The struggling lender announced last month that it was putting itself up for sale, four years after it nearly collapsed.
Low interest rates and higher-than-anticipated costs have made it harder for it to meet longer term UK bank regulation.
However the bank, which has around four million customers, said it was "pleased with the interest" from potential bidders so far.
Chief executive Liam Coleman said: "Obviously, we are only a few weeks into the sale process but we are pleased with the interest to date and engaging with potential bidders as planned.
"This is a great retail bank and one that is valued by our four million loyal customers. We believe there is opportunity and potential to build on the progress made and on our distinctive ethical position."

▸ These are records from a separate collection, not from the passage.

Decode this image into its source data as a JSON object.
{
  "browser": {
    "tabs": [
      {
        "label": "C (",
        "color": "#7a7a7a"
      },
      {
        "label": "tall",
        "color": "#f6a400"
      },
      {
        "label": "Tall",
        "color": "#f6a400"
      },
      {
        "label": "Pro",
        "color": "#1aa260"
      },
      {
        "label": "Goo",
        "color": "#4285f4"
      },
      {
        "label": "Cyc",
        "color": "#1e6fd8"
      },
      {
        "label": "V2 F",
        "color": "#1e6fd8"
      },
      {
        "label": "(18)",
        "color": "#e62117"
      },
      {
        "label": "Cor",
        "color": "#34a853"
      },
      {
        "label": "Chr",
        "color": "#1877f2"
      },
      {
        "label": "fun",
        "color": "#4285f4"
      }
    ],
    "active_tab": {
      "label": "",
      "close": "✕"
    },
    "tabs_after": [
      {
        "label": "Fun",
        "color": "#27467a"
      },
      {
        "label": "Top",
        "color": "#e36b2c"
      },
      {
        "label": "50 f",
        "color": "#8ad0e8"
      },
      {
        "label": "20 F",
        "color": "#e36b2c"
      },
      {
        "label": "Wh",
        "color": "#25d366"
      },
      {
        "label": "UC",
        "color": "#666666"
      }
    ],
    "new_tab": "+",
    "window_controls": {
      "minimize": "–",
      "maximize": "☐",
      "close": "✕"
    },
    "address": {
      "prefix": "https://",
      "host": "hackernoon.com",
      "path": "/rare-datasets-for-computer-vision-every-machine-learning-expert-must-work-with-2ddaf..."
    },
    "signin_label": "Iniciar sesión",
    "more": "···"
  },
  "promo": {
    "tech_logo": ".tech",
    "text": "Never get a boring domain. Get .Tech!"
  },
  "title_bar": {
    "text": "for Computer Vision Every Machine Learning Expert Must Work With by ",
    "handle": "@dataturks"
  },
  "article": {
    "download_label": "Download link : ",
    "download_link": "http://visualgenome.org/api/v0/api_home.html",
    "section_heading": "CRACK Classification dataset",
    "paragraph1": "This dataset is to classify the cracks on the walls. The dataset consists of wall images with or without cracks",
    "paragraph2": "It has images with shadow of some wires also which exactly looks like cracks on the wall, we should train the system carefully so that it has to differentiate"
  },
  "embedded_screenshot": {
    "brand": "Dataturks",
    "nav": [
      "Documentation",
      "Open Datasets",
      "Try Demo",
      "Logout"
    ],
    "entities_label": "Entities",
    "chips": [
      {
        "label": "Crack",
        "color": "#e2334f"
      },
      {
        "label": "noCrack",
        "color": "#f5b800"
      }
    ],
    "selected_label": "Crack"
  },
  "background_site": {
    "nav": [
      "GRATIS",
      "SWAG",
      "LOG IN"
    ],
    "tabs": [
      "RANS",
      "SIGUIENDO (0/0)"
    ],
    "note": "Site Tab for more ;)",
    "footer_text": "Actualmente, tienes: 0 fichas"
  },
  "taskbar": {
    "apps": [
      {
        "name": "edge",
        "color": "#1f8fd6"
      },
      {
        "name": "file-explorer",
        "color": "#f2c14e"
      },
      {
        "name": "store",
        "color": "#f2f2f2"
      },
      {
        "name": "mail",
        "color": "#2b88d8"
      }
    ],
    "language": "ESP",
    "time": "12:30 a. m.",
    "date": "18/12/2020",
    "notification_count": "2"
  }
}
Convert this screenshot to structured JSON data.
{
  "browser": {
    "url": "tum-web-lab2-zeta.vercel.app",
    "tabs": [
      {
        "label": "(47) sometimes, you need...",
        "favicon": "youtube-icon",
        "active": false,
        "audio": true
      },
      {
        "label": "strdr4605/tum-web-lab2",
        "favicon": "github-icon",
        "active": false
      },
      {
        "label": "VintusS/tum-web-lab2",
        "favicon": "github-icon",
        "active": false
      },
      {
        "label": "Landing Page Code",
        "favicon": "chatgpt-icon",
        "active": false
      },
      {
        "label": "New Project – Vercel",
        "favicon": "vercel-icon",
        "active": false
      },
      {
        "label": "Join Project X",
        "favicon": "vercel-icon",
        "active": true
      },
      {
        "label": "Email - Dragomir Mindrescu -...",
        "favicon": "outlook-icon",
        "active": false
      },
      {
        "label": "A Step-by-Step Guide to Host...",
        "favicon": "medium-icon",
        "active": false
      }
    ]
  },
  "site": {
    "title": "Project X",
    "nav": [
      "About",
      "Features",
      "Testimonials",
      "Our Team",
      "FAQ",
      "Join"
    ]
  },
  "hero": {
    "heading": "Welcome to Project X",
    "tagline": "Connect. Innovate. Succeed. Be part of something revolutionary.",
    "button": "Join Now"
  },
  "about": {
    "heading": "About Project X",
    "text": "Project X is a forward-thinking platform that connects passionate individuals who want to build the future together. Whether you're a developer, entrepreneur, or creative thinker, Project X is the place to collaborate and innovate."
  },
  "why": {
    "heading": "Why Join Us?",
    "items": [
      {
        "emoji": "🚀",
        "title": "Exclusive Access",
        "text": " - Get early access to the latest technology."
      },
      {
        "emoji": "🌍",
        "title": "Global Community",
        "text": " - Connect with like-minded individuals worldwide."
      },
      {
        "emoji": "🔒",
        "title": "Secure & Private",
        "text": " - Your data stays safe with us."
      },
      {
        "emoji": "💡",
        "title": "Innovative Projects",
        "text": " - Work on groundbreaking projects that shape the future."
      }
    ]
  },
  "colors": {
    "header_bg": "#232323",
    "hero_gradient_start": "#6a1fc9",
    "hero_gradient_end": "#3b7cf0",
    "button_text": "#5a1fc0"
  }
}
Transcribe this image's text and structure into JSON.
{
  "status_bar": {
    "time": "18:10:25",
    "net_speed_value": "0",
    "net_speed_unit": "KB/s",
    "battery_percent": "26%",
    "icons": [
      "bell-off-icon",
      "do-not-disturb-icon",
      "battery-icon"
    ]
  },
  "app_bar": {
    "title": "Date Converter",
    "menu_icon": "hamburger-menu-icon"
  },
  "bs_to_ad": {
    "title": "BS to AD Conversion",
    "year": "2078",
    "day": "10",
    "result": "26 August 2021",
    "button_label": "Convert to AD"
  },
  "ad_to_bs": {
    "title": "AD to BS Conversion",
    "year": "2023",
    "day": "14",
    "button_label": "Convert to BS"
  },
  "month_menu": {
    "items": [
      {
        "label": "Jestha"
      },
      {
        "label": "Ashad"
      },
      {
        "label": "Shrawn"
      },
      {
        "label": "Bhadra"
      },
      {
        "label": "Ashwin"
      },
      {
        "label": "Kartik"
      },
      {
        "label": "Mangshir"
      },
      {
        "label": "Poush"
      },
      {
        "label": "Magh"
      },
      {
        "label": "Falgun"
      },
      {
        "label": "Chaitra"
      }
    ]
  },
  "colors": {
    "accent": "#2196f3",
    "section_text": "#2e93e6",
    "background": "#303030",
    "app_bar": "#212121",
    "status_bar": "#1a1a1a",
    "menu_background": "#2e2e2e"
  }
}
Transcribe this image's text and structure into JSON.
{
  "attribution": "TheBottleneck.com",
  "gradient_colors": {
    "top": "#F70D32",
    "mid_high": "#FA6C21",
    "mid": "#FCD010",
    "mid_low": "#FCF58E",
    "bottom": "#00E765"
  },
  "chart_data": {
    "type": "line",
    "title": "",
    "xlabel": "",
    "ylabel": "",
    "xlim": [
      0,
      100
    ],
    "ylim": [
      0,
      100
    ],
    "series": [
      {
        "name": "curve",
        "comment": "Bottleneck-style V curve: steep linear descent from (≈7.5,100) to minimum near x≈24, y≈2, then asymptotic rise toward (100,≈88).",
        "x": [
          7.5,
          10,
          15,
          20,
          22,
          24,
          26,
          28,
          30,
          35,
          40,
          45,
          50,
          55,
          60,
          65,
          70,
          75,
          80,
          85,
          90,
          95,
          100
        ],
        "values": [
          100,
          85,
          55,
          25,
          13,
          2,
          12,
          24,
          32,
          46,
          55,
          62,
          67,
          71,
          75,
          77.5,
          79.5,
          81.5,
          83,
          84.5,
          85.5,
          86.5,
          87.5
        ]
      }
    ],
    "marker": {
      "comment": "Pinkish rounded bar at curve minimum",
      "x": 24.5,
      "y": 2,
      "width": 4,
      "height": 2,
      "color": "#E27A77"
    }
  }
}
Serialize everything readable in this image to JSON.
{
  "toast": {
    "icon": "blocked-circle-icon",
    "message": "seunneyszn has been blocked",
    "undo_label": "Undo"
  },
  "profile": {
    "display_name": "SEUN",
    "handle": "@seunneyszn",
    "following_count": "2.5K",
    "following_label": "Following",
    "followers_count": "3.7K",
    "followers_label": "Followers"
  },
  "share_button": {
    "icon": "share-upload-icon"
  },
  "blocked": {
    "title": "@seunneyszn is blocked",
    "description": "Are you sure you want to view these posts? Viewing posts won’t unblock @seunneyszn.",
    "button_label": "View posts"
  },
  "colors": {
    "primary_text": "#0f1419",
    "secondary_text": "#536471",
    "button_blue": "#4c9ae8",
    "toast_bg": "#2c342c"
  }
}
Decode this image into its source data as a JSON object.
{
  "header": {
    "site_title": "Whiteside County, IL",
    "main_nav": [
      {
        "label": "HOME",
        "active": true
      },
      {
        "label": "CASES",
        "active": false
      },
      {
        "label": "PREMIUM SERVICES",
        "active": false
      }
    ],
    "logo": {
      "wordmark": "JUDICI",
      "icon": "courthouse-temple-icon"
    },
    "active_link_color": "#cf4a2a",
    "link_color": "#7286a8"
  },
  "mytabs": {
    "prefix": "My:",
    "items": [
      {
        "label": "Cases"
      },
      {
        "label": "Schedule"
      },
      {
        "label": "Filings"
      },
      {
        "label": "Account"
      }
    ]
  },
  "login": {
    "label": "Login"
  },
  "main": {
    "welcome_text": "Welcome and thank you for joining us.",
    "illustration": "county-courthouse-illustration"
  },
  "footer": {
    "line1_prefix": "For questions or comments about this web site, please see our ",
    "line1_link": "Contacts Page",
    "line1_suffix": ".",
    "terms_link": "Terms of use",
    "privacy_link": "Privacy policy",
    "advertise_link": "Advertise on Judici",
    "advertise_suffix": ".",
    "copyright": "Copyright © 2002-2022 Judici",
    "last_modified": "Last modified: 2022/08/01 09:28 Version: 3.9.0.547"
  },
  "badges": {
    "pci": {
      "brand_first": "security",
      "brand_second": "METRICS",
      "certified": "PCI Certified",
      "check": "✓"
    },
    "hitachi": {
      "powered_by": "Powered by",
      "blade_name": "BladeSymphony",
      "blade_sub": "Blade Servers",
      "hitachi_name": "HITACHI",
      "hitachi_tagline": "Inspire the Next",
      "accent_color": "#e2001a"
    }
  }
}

Announcing the sale in February, the bank said it had made "considerable progress in delivering a turnaround plan" since its near-demise in 2013, which came four years after its merger with the Britannia building society.
The £477.1 million loss for 2016 is lower than £610.6 million loss it made a year earlier.